Isn’t that, after all, the very meaning of “white privilege”? Paying restitution with fake money? How about real reparations to show real repentance for your two centuries of sinful hatred toward “people of color”?
How much money did Washington donate to start the Christ Church in 1773? You are not really going to keep that blood money, are you?
And what of the personal Bible that Washington’s family left the church after his death? Such a priceless artifact would go for millions and millions of dollars today. Are you going to keep the massive proceeds of that slaver bounty?
Perhaps — at least in your dull eyes — even more odious is the $10,000 Lee’s daughter left you in 1918. A quick inflation calculation pegs that at more than $175,000 in today’s blood money. Will you return that to the Lee Family, thou Great and Virtuous Vestry?

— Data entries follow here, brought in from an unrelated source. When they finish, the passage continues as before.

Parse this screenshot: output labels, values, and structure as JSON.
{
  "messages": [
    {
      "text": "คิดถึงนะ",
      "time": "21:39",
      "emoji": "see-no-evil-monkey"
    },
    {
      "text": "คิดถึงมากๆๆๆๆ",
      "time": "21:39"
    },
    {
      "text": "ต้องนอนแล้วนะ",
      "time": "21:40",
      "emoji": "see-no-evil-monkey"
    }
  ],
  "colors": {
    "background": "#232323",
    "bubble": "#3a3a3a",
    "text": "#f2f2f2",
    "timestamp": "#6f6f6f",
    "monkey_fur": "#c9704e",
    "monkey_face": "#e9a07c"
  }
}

And one other thing. The vestry complains that the markers to Washington and Lee are the reason they have so much trouble attracting “people of color” to their congregation. I look forward to performing random inspections of the church in the months and years to come to learn if the monuments to Washington and Lee really are what repels “people of color” from Christ Church in Alexandria.
Or, is it something else? Something deeper? Guess we will find out.
Charles Hurt can be reached at [email protected]ingtontimes.com and on Twitter via @charleshurt.
Christ Church’s decision to tear down markers of President George Washington and Confederate Gen. Robert E. Lee alienates those who honor these men.